WHAT IS NEEDED:
The reply should contain each record below, returned exactly as given.

(Saved entries)
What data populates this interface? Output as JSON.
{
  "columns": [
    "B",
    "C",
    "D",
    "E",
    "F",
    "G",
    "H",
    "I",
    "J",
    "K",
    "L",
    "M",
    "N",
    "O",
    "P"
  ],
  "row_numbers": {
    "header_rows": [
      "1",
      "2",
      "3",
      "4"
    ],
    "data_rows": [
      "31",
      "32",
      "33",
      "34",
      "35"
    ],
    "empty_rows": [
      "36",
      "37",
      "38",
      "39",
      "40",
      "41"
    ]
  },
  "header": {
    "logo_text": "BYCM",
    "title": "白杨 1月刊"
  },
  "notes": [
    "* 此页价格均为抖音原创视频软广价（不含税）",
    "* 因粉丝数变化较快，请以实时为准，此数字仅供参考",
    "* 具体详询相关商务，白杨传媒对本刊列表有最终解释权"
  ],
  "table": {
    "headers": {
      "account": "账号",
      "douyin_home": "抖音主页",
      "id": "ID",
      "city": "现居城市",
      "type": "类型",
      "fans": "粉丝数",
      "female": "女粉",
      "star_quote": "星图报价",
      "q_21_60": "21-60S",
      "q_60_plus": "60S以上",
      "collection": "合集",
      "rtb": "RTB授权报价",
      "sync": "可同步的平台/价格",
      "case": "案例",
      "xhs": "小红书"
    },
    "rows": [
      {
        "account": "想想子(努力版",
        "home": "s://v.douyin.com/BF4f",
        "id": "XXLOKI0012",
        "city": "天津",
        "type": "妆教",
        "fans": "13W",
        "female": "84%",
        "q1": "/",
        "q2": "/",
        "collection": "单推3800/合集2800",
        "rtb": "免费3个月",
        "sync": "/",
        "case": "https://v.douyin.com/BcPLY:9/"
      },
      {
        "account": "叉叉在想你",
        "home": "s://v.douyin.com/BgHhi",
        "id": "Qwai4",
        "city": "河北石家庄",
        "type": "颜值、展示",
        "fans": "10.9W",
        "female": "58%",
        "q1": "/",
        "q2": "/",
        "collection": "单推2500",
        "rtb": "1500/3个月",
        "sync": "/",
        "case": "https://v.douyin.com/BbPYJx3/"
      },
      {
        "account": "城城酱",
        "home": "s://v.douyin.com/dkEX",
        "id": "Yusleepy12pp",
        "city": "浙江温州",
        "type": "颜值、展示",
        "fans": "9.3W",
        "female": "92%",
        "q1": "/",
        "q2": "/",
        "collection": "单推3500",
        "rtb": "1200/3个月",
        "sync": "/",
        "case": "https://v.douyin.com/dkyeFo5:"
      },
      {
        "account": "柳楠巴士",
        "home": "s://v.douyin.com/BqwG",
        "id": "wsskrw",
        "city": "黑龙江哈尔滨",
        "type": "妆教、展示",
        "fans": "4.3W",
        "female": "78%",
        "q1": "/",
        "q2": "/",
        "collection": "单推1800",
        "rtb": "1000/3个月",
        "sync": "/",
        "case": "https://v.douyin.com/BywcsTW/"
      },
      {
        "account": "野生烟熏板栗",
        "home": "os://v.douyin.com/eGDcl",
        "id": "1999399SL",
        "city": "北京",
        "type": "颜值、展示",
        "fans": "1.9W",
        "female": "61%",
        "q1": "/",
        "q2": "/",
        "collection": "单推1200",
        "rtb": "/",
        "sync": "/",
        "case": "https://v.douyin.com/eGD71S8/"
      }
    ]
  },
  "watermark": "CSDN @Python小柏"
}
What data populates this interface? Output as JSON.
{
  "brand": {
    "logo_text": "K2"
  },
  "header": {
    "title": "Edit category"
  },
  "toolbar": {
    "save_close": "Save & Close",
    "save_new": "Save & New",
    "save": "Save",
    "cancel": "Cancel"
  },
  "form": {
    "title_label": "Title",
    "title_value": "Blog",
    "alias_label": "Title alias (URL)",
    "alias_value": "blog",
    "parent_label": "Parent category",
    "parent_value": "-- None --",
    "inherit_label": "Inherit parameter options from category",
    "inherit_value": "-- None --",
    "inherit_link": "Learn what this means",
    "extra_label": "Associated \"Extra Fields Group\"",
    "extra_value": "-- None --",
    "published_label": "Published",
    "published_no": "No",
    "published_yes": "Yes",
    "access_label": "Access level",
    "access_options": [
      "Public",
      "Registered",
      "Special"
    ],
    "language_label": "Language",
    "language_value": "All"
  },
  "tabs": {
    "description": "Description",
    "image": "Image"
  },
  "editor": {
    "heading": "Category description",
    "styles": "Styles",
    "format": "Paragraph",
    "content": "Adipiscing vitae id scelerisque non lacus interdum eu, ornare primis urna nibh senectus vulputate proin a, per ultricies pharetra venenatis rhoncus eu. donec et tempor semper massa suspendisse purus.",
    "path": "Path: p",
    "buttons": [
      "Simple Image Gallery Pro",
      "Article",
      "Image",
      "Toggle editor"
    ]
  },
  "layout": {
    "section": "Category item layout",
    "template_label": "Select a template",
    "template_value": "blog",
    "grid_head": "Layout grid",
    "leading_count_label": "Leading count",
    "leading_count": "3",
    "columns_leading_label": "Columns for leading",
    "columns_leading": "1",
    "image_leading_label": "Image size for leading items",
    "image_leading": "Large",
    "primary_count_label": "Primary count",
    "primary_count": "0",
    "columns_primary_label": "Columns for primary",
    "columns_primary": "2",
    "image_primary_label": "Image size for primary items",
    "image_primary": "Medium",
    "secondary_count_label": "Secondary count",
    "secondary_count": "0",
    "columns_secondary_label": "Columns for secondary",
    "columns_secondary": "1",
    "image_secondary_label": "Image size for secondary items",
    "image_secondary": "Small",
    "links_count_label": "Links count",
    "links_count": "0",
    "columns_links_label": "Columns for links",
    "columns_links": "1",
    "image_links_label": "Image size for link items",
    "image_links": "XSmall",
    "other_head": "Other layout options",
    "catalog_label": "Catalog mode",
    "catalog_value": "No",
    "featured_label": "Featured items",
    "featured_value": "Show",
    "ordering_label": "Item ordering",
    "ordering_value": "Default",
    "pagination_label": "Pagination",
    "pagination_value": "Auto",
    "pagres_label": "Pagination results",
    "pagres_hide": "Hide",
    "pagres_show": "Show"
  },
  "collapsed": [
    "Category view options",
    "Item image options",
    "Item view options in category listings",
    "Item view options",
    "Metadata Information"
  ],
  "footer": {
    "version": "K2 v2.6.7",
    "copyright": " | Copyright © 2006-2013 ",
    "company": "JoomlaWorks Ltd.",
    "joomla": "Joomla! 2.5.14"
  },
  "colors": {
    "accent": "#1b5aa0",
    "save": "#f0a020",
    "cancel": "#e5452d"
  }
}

RESPONSE AREA:
What data populates this interface? Output as JSON.
{
  "columns": [
    "B",
    "C",
    "D",
    "E",
    "F",
    "G",
    "H",
    "I",
    "J",
    "K",
    "L",
    "M",
    "N",
    "O",
    "P"
  ],
  "row_numbers": {
    "header_rows": [
      "1",
      "2",
      "3",
      "4"
    ],
    "data_rows": [
      "31",
      "32",
      "33",
      "34",
      "35"
    ],
    "empty_rows": [
      "36",
      "37",
      "38",
      "39",
      "40",
      "41"
    ]
  },
  "header": {
    "logo_text": "BYCM",
    "title": "白杨 1月刊"
  },
  "notes": [
    "* 此页价格均为抖音原创视频软广价（不含税）",
    "* 因粉丝数变化较快，请以实时为准，此数字仅供参考",
    "* 具体详询相关商务，白杨传媒对本刊列表有最终解释权"
  ],
  "table": {
    "headers": {
      "account": "账号",
      "douyin_home": "抖音主页",
      "id": "ID",
      "city": "现居城市",
      "type": "类型",
      "fans": "粉丝数",
      "female": "女粉",
      "star_quote": "星图报价",
      "q_21_60": "21-60S",
      "q_60_plus": "60S以上",
      "collection": "合集",
      "rtb": "RTB授权报价",
      "sync": "可同步的平台/价格",
      "case": "案例",
      "xhs": "小红书"
    },
    "rows": [
      {
        "account": "想想子(努力版",
        "home": "s://v.douyin.com/BF4f",
        "id": "XXLOKI0012",
        "city": "天津",
        "type": "妆教",
        "fans": "13W",
        "female": "84%",
        "q1": "/",
        "q2": "/",
        "collection": "单推3800/合集2800",
        "rtb": "免费3个月",
        "sync": "/",
        "case": "https://v.douyin.com/BcPLY:9/"
      },
      {
        "account": "叉叉在想你",
        "home": "s://v.douyin.com/BgHhi",
        "id": "Qwai4",
        "city": "河北石家庄",
        "type": "颜值、展示",
        "fans": "10.9W",
        "female": "58%",
        "q1": "/",
        "q2": "/",
        "collection": "单推2500",
        "rtb": "1500/3个月",
        "sync": "/",
        "case": "https://v.douyin.com/BbPYJx3/"
      },
      {
        "account": "城城酱",
        "home": "s://v.douyin.com/dkEX",
        "id": "Yusleepy12pp",
        "city": "浙江温州",
        "type": "颜值、展示",
        "fans": "9.3W",
        "female": "92%",
        "q1": "/",
        "q2": "/",
        "collection": "单推3500",
        "rtb": "1200/3个月",
        "sync": "/",
        "case": "https://v.douyin.com/dkyeFo5:"
      },
      {
        "account": "柳楠巴士",
        "home": "s://v.douyin.com/BqwG",
        "id": "wsskrw",
        "city": "黑龙江哈尔滨",
        "type": "妆教、展示",
        "fans": "4.3W",
        "female": "78%",
        "q1": "/",
        "q2": "/",
        "collection": "单推1800",
        "rtb": "1000/3个月",
        "sync": "/",
        "case": "https://v.douyin.com/BywcsTW/"
      },
      {
        "account": "野生烟熏板栗",
        "home": "os://v.douyin.com/eGDcl",
        "id": "1999399SL",
        "city": "北京",
        "type": "颜值、展示",
        "fans": "1.9W",
        "female": "61%",
        "q1": "/",
        "q2": "/",
        "collection": "单推1200",
        "rtb": "/",
        "sync": "/",
        "case": "https://v.douyin.com/eGD71S8/"
      }
    ]
  },
  "watermark": "CSDN @Python小柏"
}
What data populates this interface? Output as JSON.
{
  "brand": {
    "logo_text": "K2"
  },
  "header": {
    "title": "Edit category"
  },
  "toolbar": {
    "save_close": "Save & Close",
    "save_new": "Save & New",
    "save": "Save",
    "cancel": "Cancel"
  },
  "form": {
    "title_label": "Title",
    "title_value": "Blog",
    "alias_label": "Title alias (URL)",
    "alias_value": "blog",
    "parent_label": "Parent category",
    "parent_value": "-- None --",
    "inherit_label": "Inherit parameter options from category",
    "inherit_value": "-- None --",
    "inherit_link": "Learn what this means",
    "extra_label": "Associated \"Extra Fields Group\"",
    "extra_value": "-- None --",
    "published_label": "Published",
    "published_no": "No",
    "published_yes": "Yes",
    "access_label": "Access level",
    "access_options": [
      "Public",
      "Registered",
      "Special"
    ],
    "language_label": "Language",
    "language_value": "All"
  },
  "tabs": {
    "description": "Description",
    "image": "Image"
  },
  "editor": {
    "heading": "Category description",
    "styles": "Styles",
    "format": "Paragraph",
    "content": "Adipiscing vitae id scelerisque non lacus interdum eu, ornare primis urna nibh senectus vulputate proin a, per ultricies pharetra venenatis rhoncus eu. donec et tempor semper massa suspendisse purus.",
    "path": "Path: p",
    "buttons": [
      "Simple Image Gallery Pro",
      "Article",
      "Image",
      "Toggle editor"
    ]
  },
  "layout": {
    "section": "Category item layout",
    "template_label": "Select a template",
    "template_value": "blog",
    "grid_head": "Layout grid",
    "leading_count_label": "Leading count",
    "leading_count": "3",
    "columns_leading_label": "Columns for leading",
    "columns_leading": "1",
    "image_leading_label": "Image size for leading items",
    "image_leading": "Large",
    "primary_count_label": "Primary count",
    "primary_count": "0",
    "columns_primary_label": "Columns for primary",
    "columns_primary": "2",
    "image_primary_label": "Image size for primary items",
    "image_primary": "Medium",
    "secondary_count_label": "Secondary count",
    "secondary_count": "0",
    "columns_secondary_label": "Columns for secondary",
    "columns_secondary": "1",
    "image_secondary_label": "Image size for secondary items",
    "image_secondary": "Small",
    "links_count_label": "Links count",
    "links_count": "0",
    "columns_links_label": "Columns for links",
    "columns_links": "1",
    "image_links_label": "Image size for link items",
    "image_links": "XSmall",
    "other_head": "Other layout options",
    "catalog_label": "Catalog mode",
    "catalog_value": "No",
    "featured_label": "Featured items",
    "featured_value": "Show",
    "ordering_label": "Item ordering",
    "ordering_value": "Default",
    "pagination_label": "Pagination",
    "pagination_value": "Auto",
    "pagres_label": "Pagination results",
    "pagres_hide": "Hide",
    "pagres_show": "Show"
  },
  "collapsed": [
    "Category view options",
    "Item image options",
    "Item view options in category listings",
    "Item view options",
    "Metadata Information"
  ],
  "footer": {
    "version": "K2 v2.6.7",
    "copyright": " | Copyright © 2006-2013 ",
    "company": "JoomlaWorks Ltd.",
    "joomla": "Joomla! 2.5.14"
  },
  "colors": {
    "accent": "#1b5aa0",
    "save": "#f0a020",
    "cancel": "#e5452d"
  }
}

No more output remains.